The Alaska Coastal Current: Continuity of transport and forcing


  • P. J. Stabeno,

  • R. K. Reed,

  • J. D. Schumacher

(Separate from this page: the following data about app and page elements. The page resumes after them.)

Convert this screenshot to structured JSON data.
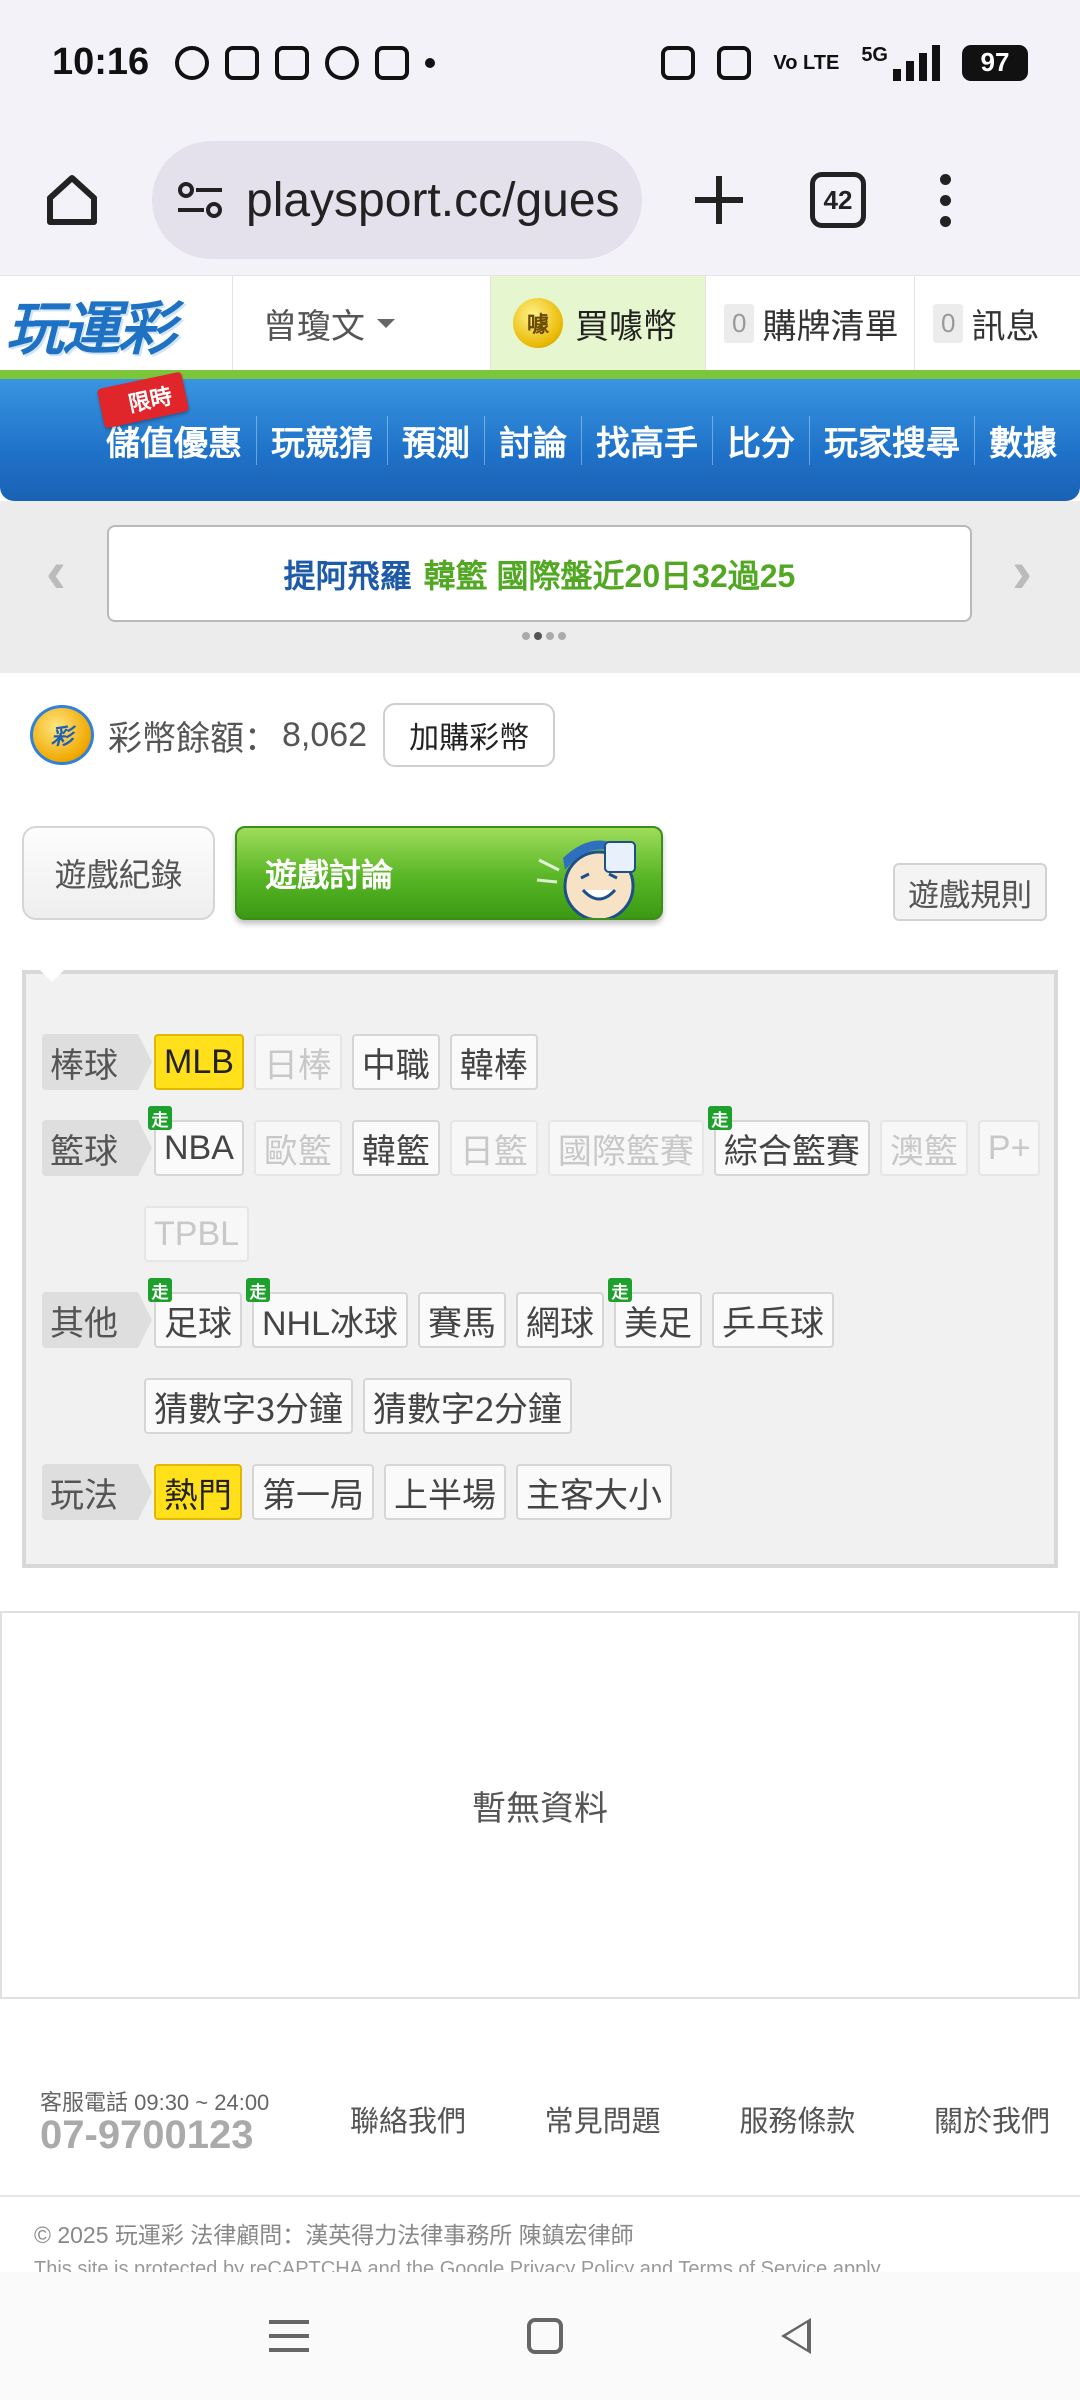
{
  "status_bar": {
    "time": "10:16",
    "volte": "Vo LTE",
    "network": "5G",
    "battery": "97"
  },
  "browser": {
    "url": "playsport.cc/gues",
    "tab_count": "42"
  },
  "header": {
    "logo": "玩運彩",
    "user": "曾瓊文",
    "buy_coins": "買噱幣",
    "buy_coin_badge": "噱",
    "cart_count": "0",
    "cart_label": "購牌清單",
    "msg_count": "0",
    "msg_label": "訊息"
  },
  "nav": {
    "limited_tag": "限時",
    "items": [
      "儲值優惠",
      "玩競猜",
      "預測",
      "討論",
      "找高手",
      "比分",
      "玩家搜尋",
      "數據"
    ]
  },
  "ticker": {
    "name": "提阿飛羅",
    "text": "韓籃 國際盤近20日32過25"
  },
  "balance": {
    "label": "彩幣餘額：",
    "value": "8,062",
    "buy_button": "加購彩幣",
    "coin_badge": "彩"
  },
  "game_tabs": {
    "record": "遊戲紀錄",
    "discuss": "遊戲討論",
    "rules": "遊戲規則"
  },
  "filters": {
    "baseball_label": "棒球",
    "baseball": [
      {
        "label": "MLB",
        "state": "selected"
      },
      {
        "label": "日棒",
        "state": "disabled"
      },
      {
        "label": "中職",
        "state": "normal"
      },
      {
        "label": "韓棒",
        "state": "normal"
      }
    ],
    "basketball_label": "籃球",
    "basketball": [
      {
        "label": "NBA",
        "state": "normal",
        "live": true
      },
      {
        "label": "歐籃",
        "state": "disabled"
      },
      {
        "label": "韓籃",
        "state": "normal"
      },
      {
        "label": "日籃",
        "state": "disabled"
      },
      {
        "label": "國際籃賽",
        "state": "disabled"
      },
      {
        "label": "綜合籃賽",
        "state": "normal",
        "live": true
      },
      {
        "label": "澳籃",
        "state": "disabled"
      },
      {
        "label": "P+",
        "state": "disabled"
      },
      {
        "label": "TPBL",
        "state": "disabled"
      }
    ],
    "other_label": "其他",
    "other": [
      {
        "label": "足球",
        "state": "normal",
        "live": true
      },
      {
        "label": "NHL冰球",
        "state": "normal",
        "live": true
      },
      {
        "label": "賽馬",
        "state": "normal"
      },
      {
        "label": "網球",
        "state": "normal"
      },
      {
        "label": "美足",
        "state": "normal",
        "live": true
      },
      {
        "label": "乒乓球",
        "state": "normal"
      },
      {
        "label": "猜數字3分鐘",
        "state": "normal"
      },
      {
        "label": "猜數字2分鐘",
        "state": "normal"
      }
    ],
    "play_label": "玩法",
    "play": [
      {
        "label": "熱門",
        "state": "selected"
      },
      {
        "label": "第一局",
        "state": "normal"
      },
      {
        "label": "上半場",
        "state": "normal"
      },
      {
        "label": "主客大小",
        "state": "normal"
      }
    ],
    "live_badge": "走"
  },
  "empty_state": "暫無資料",
  "footer": {
    "phone_label": "客服電話 09:30 ~ 24:00",
    "phone": "07-9700123",
    "links": [
      "聯絡我們",
      "常見問題",
      "服務條款",
      "關於我們"
    ],
    "copyright": "© 2025 玩運彩 法律顧問：漢英得力法律事務所 陳鎮宏律師",
    "recaptcha": "This site is protected by reCAPTCHA and the Google Privacy Policy and Terms of Service apply."
  }
}
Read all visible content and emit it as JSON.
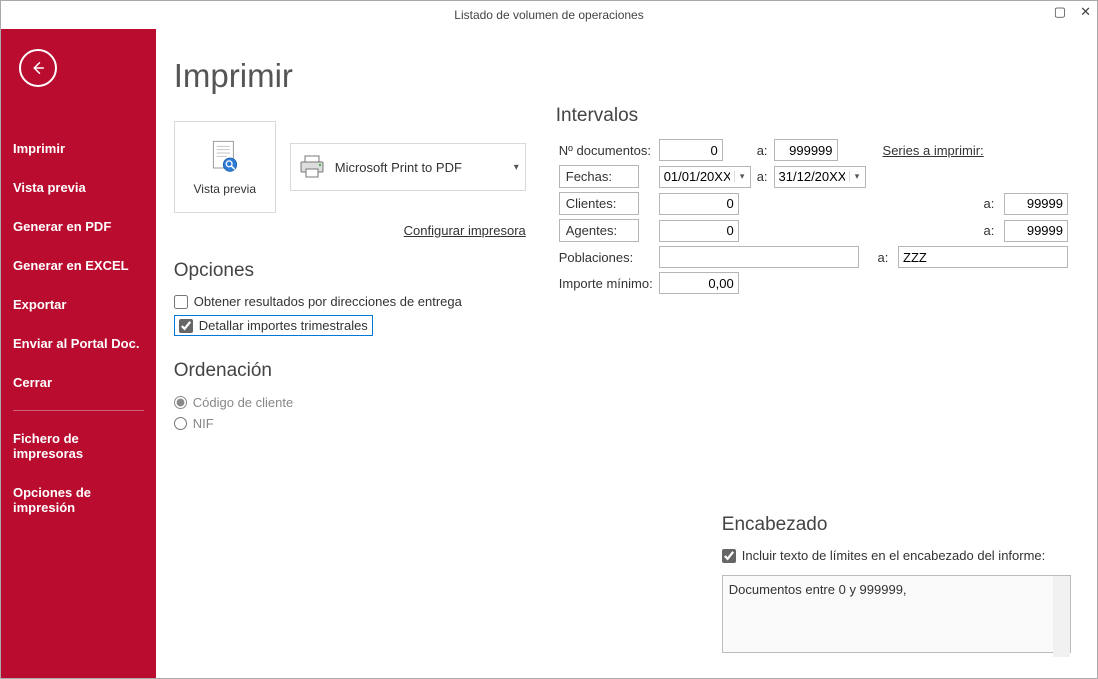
{
  "window": {
    "title": "Listado de volumen de operaciones"
  },
  "sidebar": {
    "items": [
      {
        "label": "Imprimir"
      },
      {
        "label": "Vista previa"
      },
      {
        "label": "Generar en PDF"
      },
      {
        "label": "Generar en EXCEL"
      },
      {
        "label": "Exportar"
      },
      {
        "label": "Enviar al Portal Doc."
      },
      {
        "label": "Cerrar"
      }
    ],
    "extra": [
      {
        "label": "Fichero de impresoras"
      },
      {
        "label": "Opciones de impresión"
      }
    ]
  },
  "page": {
    "title": "Imprimir",
    "preview_label": "Vista previa",
    "printer": "Microsoft Print to PDF",
    "configure_link": "Configurar impresora"
  },
  "options": {
    "title": "Opciones",
    "delivery_label": "Obtener resultados por direcciones de entrega",
    "delivery_checked": false,
    "quarterly_label": "Detallar importes trimestrales",
    "quarterly_checked": true
  },
  "ordering": {
    "title": "Ordenación",
    "radio_client": "Código de cliente",
    "radio_nif": "NIF"
  },
  "intervals": {
    "title": "Intervalos",
    "docs_label": "Nº documentos:",
    "docs_from": "0",
    "docs_to": "999999",
    "series_link": "Series a imprimir:",
    "dates_label": "Fechas:",
    "date_from": "01/01/20XX",
    "date_to": "31/12/20XX",
    "clients_label": "Clientes:",
    "clients_from": "0",
    "clients_to": "99999",
    "agents_label": "Agentes:",
    "agents_from": "0",
    "agents_to": "99999",
    "poblaciones_label": "Poblaciones:",
    "poblaciones_from": "",
    "poblaciones_to": "ZZZ",
    "importe_label": "Importe mínimo:",
    "importe_value": "0,00",
    "a": "a:"
  },
  "header": {
    "title": "Encabezado",
    "include_label": "Incluir texto de límites en el encabezado del informe:",
    "include_checked": true,
    "text": "Documentos entre 0 y 999999,"
  }
}
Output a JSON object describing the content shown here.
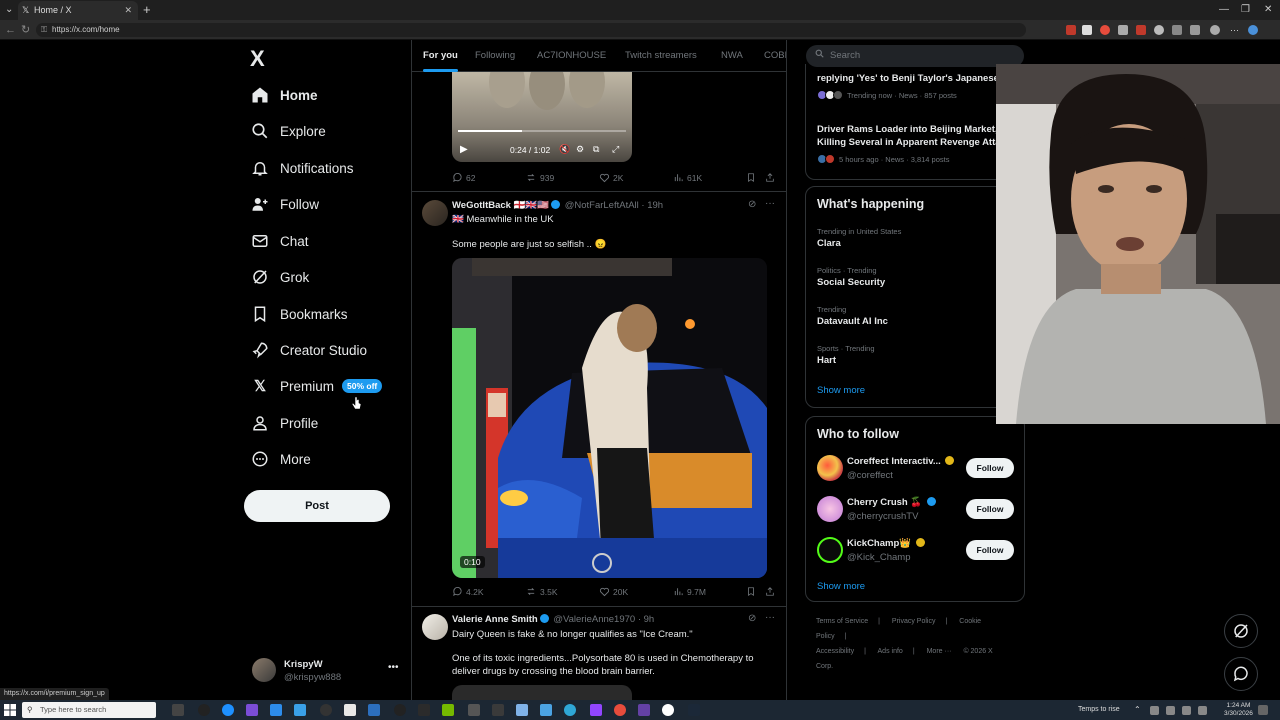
{
  "browser": {
    "tab_title": "Home / X",
    "url": "https://x.com/home",
    "status_link": "https://x.com/i/premium_sign_up"
  },
  "sidebar": {
    "logo": "X",
    "items": [
      {
        "label": "Home",
        "icon": "home-icon"
      },
      {
        "label": "Explore",
        "icon": "search-icon"
      },
      {
        "label": "Notifications",
        "icon": "bell-icon"
      },
      {
        "label": "Follow",
        "icon": "person-plus-icon"
      },
      {
        "label": "Chat",
        "icon": "mail-icon"
      },
      {
        "label": "Grok",
        "icon": "grok-icon"
      },
      {
        "label": "Bookmarks",
        "icon": "bookmark-icon"
      },
      {
        "label": "Creator Studio",
        "icon": "rocket-icon"
      },
      {
        "label": "Premium",
        "icon": "x-logo-icon"
      },
      {
        "label": "Profile",
        "icon": "person-icon"
      },
      {
        "label": "More",
        "icon": "more-circle-icon"
      }
    ],
    "premium_badge": "50% off",
    "post_label": "Post",
    "account": {
      "name": "KrispyW",
      "handle": "@krispyw888"
    }
  },
  "feed": {
    "tabs": [
      "For you",
      "Following",
      "AC7IONHOUSE",
      "Twitch streamers",
      "NWA",
      "COBE"
    ],
    "video1": {
      "time": "0:24 / 1:02",
      "progress": 0.38
    },
    "post1_stats": {
      "replies": "62",
      "reposts": "939",
      "likes": "2K",
      "views": "61K"
    },
    "post2": {
      "name": "WeGotItBack 🏴󠁧󠁢󠁥󠁮󠁧󠁿🇬🇧🇺🇸",
      "handle": "@NotFarLeftAtAll",
      "time": "· 19h",
      "line1": "🇬🇧 Meanwhile in the UK",
      "line2": "Some people are just so selfish .. 😠",
      "video_duration": "0:10",
      "stats": {
        "replies": "4.2K",
        "reposts": "3.5K",
        "likes": "20K",
        "views": "9.7M"
      }
    },
    "post3": {
      "name": "Valerie Anne Smith",
      "handle": "@ValerieAnne1970",
      "time": "· 9h",
      "line1": "Dairy Queen is fake & no longer qualifies as \"Ice Cream.\"",
      "line2": "One of its toxic ingredients...Polysorbate 80 is used in Chemotherapy to deliver drugs by crossing the blood brain barrier."
    }
  },
  "right": {
    "search_placeholder": "Search",
    "news": [
      {
        "title": "replying 'Yes' to Benji Taylor's Japanese",
        "meta": "Trending now · News · 857 posts"
      },
      {
        "title": "Driver Rams Loader into Beijing Market,",
        "title2": "Killing Several in Apparent Revenge Atta",
        "meta": "5 hours ago · News · 3,814 posts"
      }
    ],
    "happening_title": "What's happening",
    "trends": [
      {
        "meta": "Trending in United States",
        "name": "Clara"
      },
      {
        "meta": "Politics · Trending",
        "name": "Social Security"
      },
      {
        "meta": "Trending",
        "name": "Datavault AI Inc"
      },
      {
        "meta": "Sports · Trending",
        "name": "Hart"
      }
    ],
    "show_more": "Show more",
    "wtf_title": "Who to follow",
    "wtf": [
      {
        "name": "Coreffect Interactiv...",
        "handle": "@coreffect",
        "verified": "gold"
      },
      {
        "name": "Cherry Crush 🍒",
        "handle": "@cherrycrushTV",
        "verified": "blue"
      },
      {
        "name": "KickChamp👑",
        "handle": "@Kick_Champ",
        "verified": "gold"
      }
    ],
    "follow_label": "Follow",
    "footer": [
      "Terms of Service",
      "|",
      "Privacy Policy",
      "|",
      "Cookie Policy",
      "|",
      "Accessibility",
      "|",
      "Ads info",
      "|",
      "More ···",
      "© 2026 X Corp."
    ]
  },
  "taskbar": {
    "search_placeholder": "Type here to search",
    "weather": "Temps to rise",
    "time": "1:24 AM",
    "date": "3/30/2026"
  },
  "colors": {
    "accent": "#1d9bf0",
    "background": "#000000",
    "border": "#2f3336",
    "muted": "#71767b"
  }
}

Current moorings were deployed on the continental shelf at 13 locations in the northwest Gulf of Alaska. They measured the Alaska Coastal Current at three positions along the coast during April–October 1991. The strongest currents were in the confined region of Shelikof Strait. Mean daily transport was as large as 2.5×106 m3 s−1. Mean transport over the 6-month period ranged from 0.85×106 m3 s−1 at the easternmost line (off Gore Point) to 0.64×106 m3 s1− at the westernmost section (Shelikof Strait), indicating significant transport to the south of Kodiak Island. The transports were well correlated (r > 0.8) and in phase with each other and were also correlated with wind (r ∼ 0.6). Data suggest that in Shelikof Strait and off Gore Point, baroclinic flow is ∼75% and <40%, respectively, of total transport.